Maybe the real issue is people who break the law, even if minor laws, and then take a gun in their hand when they panic on confrontation with cops.

The problem is that the people don't know that the confrontation is with the police. Unless your point is that if you've broken a minor law, you should just assume the police may break into your home. I hope that isn't your point. That sounds a lot like a police state to me. Cory barely had enough marijuana in his home to make a misdemeanor. The point here is that if you aren't committing any felonies, you should be able to be reasonably sure that the police aren't going to be breaking your door down in the middle of the night. And since we do have the right to defend our homes, if someone is breaking into your home in the middle of the night, you should be able to arm and defend yourself.

One other thing—even an announcement isn't fool-proof anymore. There have been dozens of cases over the last few years now of criminals pretending to be raiding police to get easy entrance into a home. This dramatic increase in paramilitary tactics has had consequences.

I think we do agree on much. I'm not at all opposed to SWAT teams or forced entry. I just think they should be used in situations where there is already a violent situation, or a clear and imminent threat of violence. Unfortunately, in the vast majority of cases, these tactics are being used to serve drug warrants. Which means you're unnecessarily creating violent, volatile confrontations, not ameliorating them.

Oh, and the warrant in the Maye case was not a no-knock warrant. But there are all sorts of issues with how it was obtained. The main issue is if Maye knew or should have known the men breaking into his home were the police. I think given his background, what he had (or didn't have) in his house, and that the officer on the other side of the duplex didn't hear an announcement (that's not necessarily to say one wasn't given—only that an officer one room over in the same house didn't hear it), there's more than reasonable doubt, here.
5.10.2008 10:27am
PC:
Here's another case to follow if you're interested in the new professionalism:

Andrew Glover, 60, of New Britain filed a notice with the city Thursday that he intends to pursue a federal civil rights lawsuit. He accused the officers of inflicting severe injuries as he was recovering from intestinal surgery in February.

Glover's lawyer, Paul Spinella, said police entered Glover's apartment Jan. 30 and Feb. 28. Glover wasn't involved in child pornography, has not been charged and has no criminal record, Spinella said.

"The poor guy," Spinella said. "They ripped the catheter off his person. They assaulted the guy. He's got major problems as a result of this. He's a mess now."
...
The police didn't have search warrants, Spinella said.

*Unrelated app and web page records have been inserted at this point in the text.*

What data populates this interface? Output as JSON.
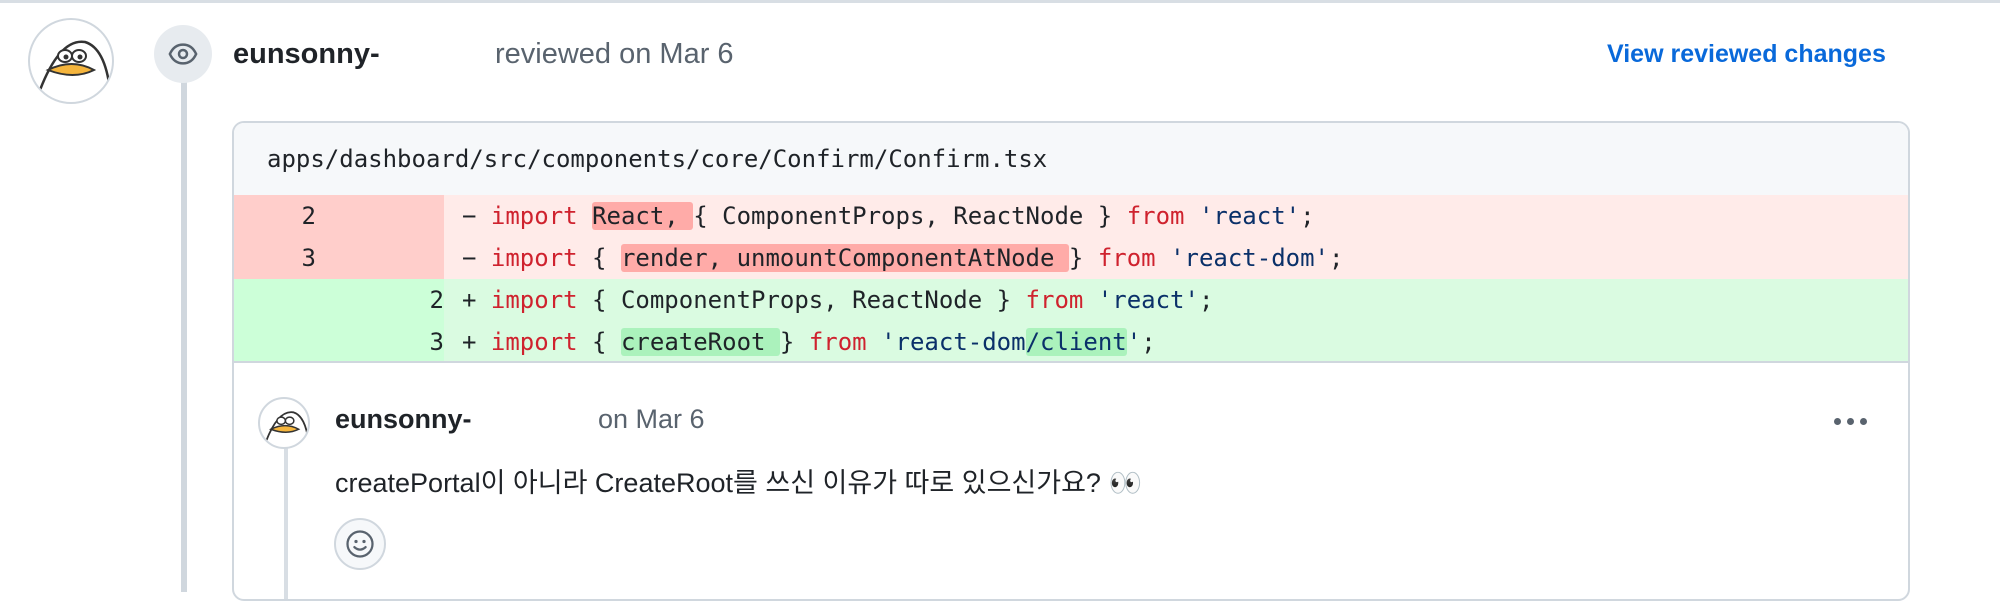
{
  "review": {
    "author": "eunsonny-",
    "meta": "reviewed on Mar 6",
    "view_changes": "View reviewed changes",
    "icon": "eye-icon"
  },
  "file": {
    "path": "apps/dashboard/src/components/core/Confirm/Confirm.tsx"
  },
  "diff": [
    {
      "type": "del",
      "old": "2",
      "new": "",
      "sign": "−",
      "tokens": [
        [
          "kw",
          "import"
        ],
        [
          "t",
          " "
        ],
        [
          "hl-del",
          "React, "
        ],
        [
          "t",
          "{ ComponentProps, ReactNode } "
        ],
        [
          "kw",
          "from"
        ],
        [
          "t",
          " "
        ],
        [
          "str",
          "'react'"
        ],
        [
          "t",
          ";"
        ]
      ]
    },
    {
      "type": "del",
      "old": "3",
      "new": "",
      "sign": "−",
      "tokens": [
        [
          "kw",
          "import"
        ],
        [
          "t",
          " { "
        ],
        [
          "hl-del",
          "render, unmountComponentAtNode "
        ],
        [
          "t",
          "} "
        ],
        [
          "kw",
          "from"
        ],
        [
          "t",
          " "
        ],
        [
          "str",
          "'react-dom'"
        ],
        [
          "t",
          ";"
        ]
      ]
    },
    {
      "type": "add",
      "old": "",
      "new": "2",
      "sign": "+",
      "tokens": [
        [
          "kw",
          "import"
        ],
        [
          "t",
          " { ComponentProps, ReactNode } "
        ],
        [
          "kw",
          "from"
        ],
        [
          "t",
          " "
        ],
        [
          "str",
          "'react'"
        ],
        [
          "t",
          ";"
        ]
      ]
    },
    {
      "type": "add",
      "old": "",
      "new": "3",
      "sign": "+",
      "tokens": [
        [
          "kw",
          "import"
        ],
        [
          "t",
          " { "
        ],
        [
          "hl-add",
          "createRoot "
        ],
        [
          "t",
          "} "
        ],
        [
          "kw",
          "from"
        ],
        [
          "t",
          " "
        ],
        [
          "str",
          "'react-dom"
        ],
        [
          "hl-add-str",
          "/client"
        ],
        [
          "str",
          "'"
        ],
        [
          "t",
          ";"
        ]
      ]
    }
  ],
  "comment": {
    "author": "eunsonny-",
    "date": "on Mar 6",
    "body": "createPortal이 아니라 CreateRoot를 쓰신 이유가 따로 있으신가요? 👀",
    "more_icon": "kebab-horizontal-icon",
    "reaction_icon": "smiley-icon"
  },
  "colors": {
    "link": "#0969da",
    "del_bg": "#ffebe9",
    "add_bg": "#dafbe1",
    "keyword": "#cf222e",
    "string": "#0a3069"
  }
}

It should be interesting considering Mapp.
5.10.2008 11:31am
jccamp:
Even though this thread is pretty much DOA, I felt I should add this. I exchanged emails with Radley Balko, and we perhaps have more in common that in opposition. Since I bashed him pretty well, I should now admit that I was too harsh in my estimation of what he was saying. I am not sorry I'm quick to defend cops' actions - that's what I do. But Radley made some very valid points and I overreacted.

I don't post many mea culpa's. Good thing this thread is yesterday's news.

JC
5.10.2008 7:33pm